of 200 pages.
She has chosen to recount the story of eight people who were all
young on the day the Wall fell. This has an advantage: most of the
subjects lacked the experience to formulate a world-view, either
for or against a regime where the Stasi ruled. They were simply
children of their parents, and, to a large extent, were who they
were in a society that was what it was - except that its days were
The eight are well chosen, for contrast of gender, parents'
political background, and social privilege (or deprivation). The
most valuable feature of these objective studies is that the author
has not used this research as an opportunity for lambasting
communism and praising the capitalism that succeeded it. The first
subject, Petra, "wishes that politicians today were more open to
learning from things that did work well in the GDR, rather than
rubbishing everything about East Germany". Other subjects, such as
Mario, who was unjustly imprisoned as a boy under the old regime,
would reject that contention, but therein lies the fascination of
Occasionally there are statements that lapse into banality.
Peggy did not "feel relief or a sense of freedom at last" when the
Wall fell - but she hardly would have done at ten years old, would
she? One of the oldest subjects, Katharina, was born into a
Christian family the year the Wall was built; so her whole
spiritual formation focused on her beliefs. She suffered
discrimination at school, but nevertheless became a pastor under

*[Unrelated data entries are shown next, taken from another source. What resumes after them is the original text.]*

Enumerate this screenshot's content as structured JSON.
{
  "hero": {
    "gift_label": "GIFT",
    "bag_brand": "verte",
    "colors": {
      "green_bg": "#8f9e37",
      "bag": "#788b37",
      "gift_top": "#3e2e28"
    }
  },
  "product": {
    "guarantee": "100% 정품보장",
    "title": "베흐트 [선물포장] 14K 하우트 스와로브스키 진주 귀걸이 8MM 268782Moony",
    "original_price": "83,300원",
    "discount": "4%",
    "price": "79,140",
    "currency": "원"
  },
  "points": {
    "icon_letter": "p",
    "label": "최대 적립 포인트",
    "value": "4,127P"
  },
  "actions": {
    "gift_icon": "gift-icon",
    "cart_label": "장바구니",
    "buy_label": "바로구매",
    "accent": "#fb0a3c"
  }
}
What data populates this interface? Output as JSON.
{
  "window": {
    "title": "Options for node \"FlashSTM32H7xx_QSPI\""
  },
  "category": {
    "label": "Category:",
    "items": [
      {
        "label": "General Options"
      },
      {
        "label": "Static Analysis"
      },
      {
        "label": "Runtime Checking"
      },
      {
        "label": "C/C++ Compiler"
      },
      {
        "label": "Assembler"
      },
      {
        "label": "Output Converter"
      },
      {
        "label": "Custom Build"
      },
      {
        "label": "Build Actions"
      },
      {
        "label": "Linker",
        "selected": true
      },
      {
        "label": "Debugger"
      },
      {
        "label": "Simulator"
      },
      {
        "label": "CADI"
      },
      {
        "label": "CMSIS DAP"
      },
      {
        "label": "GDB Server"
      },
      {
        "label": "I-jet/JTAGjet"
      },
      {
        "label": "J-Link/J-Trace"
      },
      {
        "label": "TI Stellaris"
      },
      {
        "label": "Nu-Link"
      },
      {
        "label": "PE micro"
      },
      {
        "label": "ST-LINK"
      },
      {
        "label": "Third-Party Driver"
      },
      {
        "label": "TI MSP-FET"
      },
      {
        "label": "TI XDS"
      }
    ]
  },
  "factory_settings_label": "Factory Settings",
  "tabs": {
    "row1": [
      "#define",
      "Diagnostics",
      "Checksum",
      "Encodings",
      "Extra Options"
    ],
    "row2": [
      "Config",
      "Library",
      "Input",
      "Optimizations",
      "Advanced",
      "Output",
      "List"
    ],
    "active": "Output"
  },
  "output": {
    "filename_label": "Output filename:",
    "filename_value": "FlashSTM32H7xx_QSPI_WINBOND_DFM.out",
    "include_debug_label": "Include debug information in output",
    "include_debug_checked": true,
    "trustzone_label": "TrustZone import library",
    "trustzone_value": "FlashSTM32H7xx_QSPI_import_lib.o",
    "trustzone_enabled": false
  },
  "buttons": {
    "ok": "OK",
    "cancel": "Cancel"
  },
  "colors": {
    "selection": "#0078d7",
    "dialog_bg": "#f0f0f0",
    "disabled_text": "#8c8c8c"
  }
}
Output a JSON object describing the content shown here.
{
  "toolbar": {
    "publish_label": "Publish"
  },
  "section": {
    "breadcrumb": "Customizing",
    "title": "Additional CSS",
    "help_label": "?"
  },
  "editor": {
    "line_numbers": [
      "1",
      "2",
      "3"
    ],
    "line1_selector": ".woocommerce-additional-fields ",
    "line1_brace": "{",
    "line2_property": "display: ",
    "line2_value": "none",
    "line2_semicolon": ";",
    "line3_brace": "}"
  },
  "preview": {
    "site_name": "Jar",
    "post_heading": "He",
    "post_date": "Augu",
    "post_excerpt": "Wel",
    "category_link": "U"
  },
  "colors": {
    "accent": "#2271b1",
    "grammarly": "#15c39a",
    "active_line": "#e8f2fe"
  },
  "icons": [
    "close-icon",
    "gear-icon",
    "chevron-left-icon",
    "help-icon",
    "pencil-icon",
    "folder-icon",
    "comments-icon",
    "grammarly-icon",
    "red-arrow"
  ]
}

the old system. There is more concentration on her domestic life
than her public one, however, and it would have been interesting to
have a much fuller account of the pressures she had to overcome.
Nevertheless, she survived relatively unscathed, and is active as a
The book is full of intriguing insights, and the documentation
and bibliography are exemplary.
Canon Michael Bourdeaux is the President of Keston